• Task to carry out: The lines wanted are those in the data below that include "darwin".
┄┄┄┄┄┄
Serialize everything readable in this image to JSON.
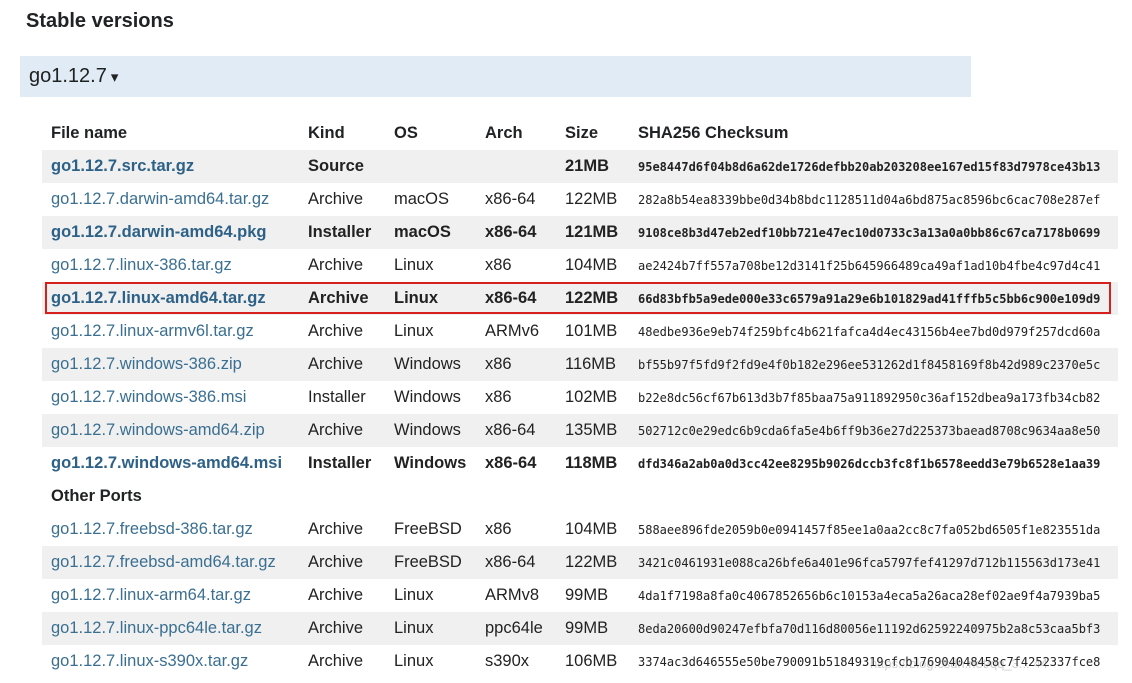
{
  "section": {
    "title": "Stable versions"
  },
  "version": {
    "label": "go1.12.7",
    "caret": "▾"
  },
  "table": {
    "headers": [
      "File name",
      "Kind",
      "OS",
      "Arch",
      "Size",
      "SHA256 Checksum"
    ],
    "rows": [
      {
        "file": "go1.12.7.src.tar.gz",
        "kind": "Source",
        "os": "",
        "arch": "",
        "size": "21MB",
        "sha": "95e8447d6f04b8d6a62de1726defbb20ab203208ee167ed15f83d7978ce43b13",
        "highlight": true,
        "shade": true
      },
      {
        "file": "go1.12.7.darwin-amd64.tar.gz",
        "kind": "Archive",
        "os": "macOS",
        "arch": "x86-64",
        "size": "122MB",
        "sha": "282a8b54ea8339bbe0d34b8bdc1128511d04a6bd875ac8596bc6cac708e287ef",
        "highlight": false,
        "shade": false
      },
      {
        "file": "go1.12.7.darwin-amd64.pkg",
        "kind": "Installer",
        "os": "macOS",
        "arch": "x86-64",
        "size": "121MB",
        "sha": "9108ce8b3d47eb2edf10bb721e47ec10d0733c3a13a0a0bb86c67ca7178b0699",
        "highlight": true,
        "shade": true
      },
      {
        "file": "go1.12.7.linux-386.tar.gz",
        "kind": "Archive",
        "os": "Linux",
        "arch": "x86",
        "size": "104MB",
        "sha": "ae2424b7ff557a708be12d3141f25b645966489ca49af1ad10b4fbe4c97d4c41",
        "highlight": false,
        "shade": false
      },
      {
        "file": "go1.12.7.linux-amd64.tar.gz",
        "kind": "Archive",
        "os": "Linux",
        "arch": "x86-64",
        "size": "122MB",
        "sha": "66d83bfb5a9ede000e33c6579a91a29e6b101829ad41fffb5c5bb6c900e109d9",
        "highlight": true,
        "shade": true
      },
      {
        "file": "go1.12.7.linux-armv6l.tar.gz",
        "kind": "Archive",
        "os": "Linux",
        "arch": "ARMv6",
        "size": "101MB",
        "sha": "48edbe936e9eb74f259bfc4b621fafca4d4ec43156b4ee7bd0d979f257dcd60a",
        "highlight": false,
        "shade": false
      },
      {
        "file": "go1.12.7.windows-386.zip",
        "kind": "Archive",
        "os": "Windows",
        "arch": "x86",
        "size": "116MB",
        "sha": "bf55b97f5fd9f2fd9e4f0b182e296ee531262d1f8458169f8b42d989c2370e5c",
        "highlight": false,
        "shade": true
      },
      {
        "file": "go1.12.7.windows-386.msi",
        "kind": "Installer",
        "os": "Windows",
        "arch": "x86",
        "size": "102MB",
        "sha": "b22e8dc56cf67b613d3b7f85baa75a911892950c36af152dbea9a173fb34cb82",
        "highlight": false,
        "shade": false
      },
      {
        "file": "go1.12.7.windows-amd64.zip",
        "kind": "Archive",
        "os": "Windows",
        "arch": "x86-64",
        "size": "135MB",
        "sha": "502712c0e29edc6b9cda6fa5e4b6ff9b36e27d225373baead8708c9634aa8e50",
        "highlight": false,
        "shade": true
      },
      {
        "file": "go1.12.7.windows-amd64.msi",
        "kind": "Installer",
        "os": "Windows",
        "arch": "x86-64",
        "size": "118MB",
        "sha": "dfd346a2ab0a0d3cc42ee8295b9026dccb3fc8f1b6578eedd3e79b6528e1aa39",
        "highlight": true,
        "shade": false
      }
    ],
    "other_ports_label": "Other Ports",
    "port_rows": [
      {
        "file": "go1.12.7.freebsd-386.tar.gz",
        "kind": "Archive",
        "os": "FreeBSD",
        "arch": "x86",
        "size": "104MB",
        "sha": "588aee896fde2059b0e0941457f85ee1a0aa2cc8c7fa052bd6505f1e823551da",
        "shade": false
      },
      {
        "file": "go1.12.7.freebsd-amd64.tar.gz",
        "kind": "Archive",
        "os": "FreeBSD",
        "arch": "x86-64",
        "size": "122MB",
        "sha": "3421c0461931e088ca26bfe6a401e96fca5797fef41297d712b115563d173e41",
        "shade": true
      },
      {
        "file": "go1.12.7.linux-arm64.tar.gz",
        "kind": "Archive",
        "os": "Linux",
        "arch": "ARMv8",
        "size": "99MB",
        "sha": "4da1f7198a8fa0c4067852656b6c10153a4eca5a26aca28ef02ae9f4a7939ba5",
        "shade": false
      },
      {
        "file": "go1.12.7.linux-ppc64le.tar.gz",
        "kind": "Archive",
        "os": "Linux",
        "arch": "ppc64le",
        "size": "99MB",
        "sha": "8eda20600d90247efbfa70d116d80056e11192d62592240975b2a8c53caa5bf3",
        "shade": true
      },
      {
        "file": "go1.12.7.linux-s390x.tar.gz",
        "kind": "Archive",
        "os": "Linux",
        "arch": "s390x",
        "size": "106MB",
        "sha": "3374ac3d646555e50be790091b51849319cfcb176904048458c7f4252337fce8",
        "shade": false
      }
    ]
  },
  "watermark": "https://blog.csdn.net/qq_3... 44",
  "colors": {
    "link": "#3a6f91",
    "toggle_bg": "#e0ebf5",
    "row_shade": "#f0f0f0",
    "highlight_box": "#d61f1f"
  }
}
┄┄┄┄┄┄
• Reply:
        "file": "go1.12.7.darwin-amd64.tar.gz",
        "file": "go1.12.7.darwin-amd64.pkg",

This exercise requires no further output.